Notorious Kansas City Mortgage Fraudster Is Back In Jail
A man who was sentenced to 12 years in federal prison and ordered to pay $11 million in restitution for a wide-ranging mortgage fraud scheme, is back in jail.
Brent Barber, 54, was arrested by U.S. Marshalls when he reported to his parole officer at the downtown federal courthouse Thursday.
In his initial appearance before U.S. Magistrate Judge Lujana Counts, Barber wore a blue sweatshirt and high top sneakers. The one-time millionaire, who lived on a Loch Lloyd golf course, asked Counts for a free, court-appointed lawyer.
He was on three years supervised release. The government moved to revoke that for lying to his parole officer and because he has been charged in Jackson County with one count of forgery, a class D Missouri felony.
"Brent M. Barber has engaged in a scheme to defraud the State of Missouri and consumers," a Missouri Highway Patrol probable cause statement says.
Barber bought 78 vehicles from the City of Kansas City tow lot for $34,000, according to the Highway Patrol investigator. He's accused of forging a Kansas title when he sold one of those cars to a woman in 2017.
But that's small potatoes in the broader context of his career.
When the FBI arrested him in 2004, prosecutors said he headed a mortgage fraud ring that used straw purchasers to buy foreclosed homes.
"This scenario was repeated approximately 300 times, resulting in losses in excess of $15 million," according to an FBI news release at the time.
Barber left federal prison in May 2016 and now lives in Peculiar, Missouri, according to court records. His sentence included three years of supervised release after getting out.
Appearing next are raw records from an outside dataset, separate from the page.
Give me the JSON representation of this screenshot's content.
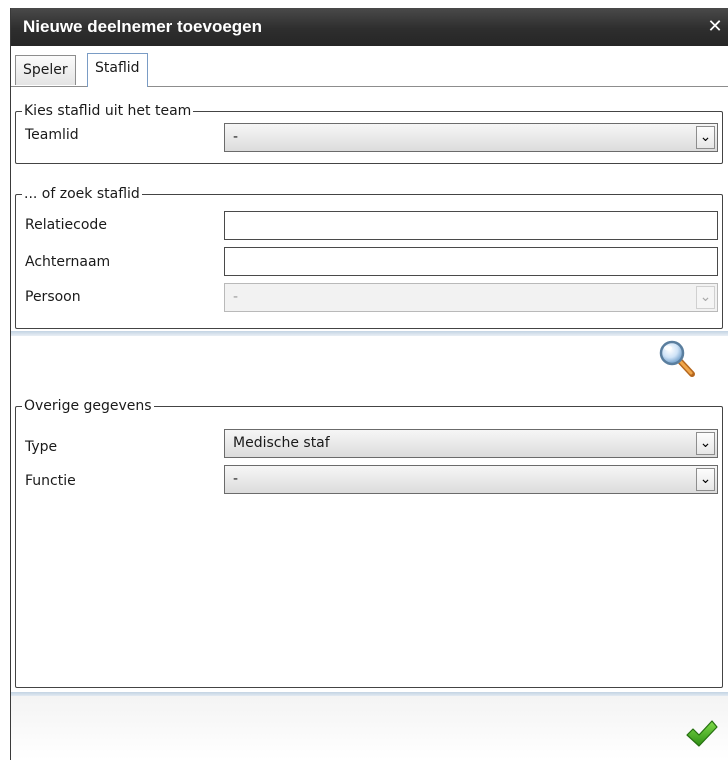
{
  "dialog": {
    "title": "Nieuwe deelnemer toevoegen",
    "close_glyph": "✕"
  },
  "tabs": [
    {
      "label": "Speler",
      "active": false
    },
    {
      "label": "Staflid",
      "active": true
    }
  ],
  "group_team": {
    "legend": "Kies staflid uit het team",
    "teamlid": {
      "label": "Teamlid",
      "value": "-"
    }
  },
  "group_search": {
    "legend": "... of zoek staflid",
    "relatiecode": {
      "label": "Relatiecode",
      "value": ""
    },
    "achternaam": {
      "label": "Achternaam",
      "value": ""
    },
    "persoon": {
      "label": "Persoon",
      "value": "-",
      "disabled": true
    }
  },
  "group_other": {
    "legend": "Overige gegevens",
    "type": {
      "label": "Type",
      "value": "Medische staf"
    },
    "functie": {
      "label": "Functie",
      "value": "-"
    }
  },
  "icons": {
    "search": "magnifier-icon",
    "confirm": "checkmark-icon",
    "dropdown": "chevron-down-icon"
  },
  "colors": {
    "titlebar": "#2e2e2e",
    "tab_active_border": "#7a9cc5",
    "confirm_green": "#3aa51a",
    "separator": "#c3d3e3"
  }
}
Barber was never shy about his fraud career. Shortly after his conviction he gave a long jailhouse interview to USA Todayand talked about how easily he could steal a house or money or ruin someone's credit.
"If I wanted to be a stinker, I could tear up any state I walked in," he told the paper in 2007.
He also wrote a book about his prison experience called "Federal Prison for Dummies." In the "about the author" section on Amazon's website, he writes that "Mr. Barber is a man older, wiser, and anxiously looking forward to living each day, working to rebuild his life."
For now, that appears to be off track.
Barber's will be arraigned May 22. He is now in the custody of the U.S. Marshalls.
A call to his lawyer, Michael McIntosh, on the state forgery charge wasn't immediately returned.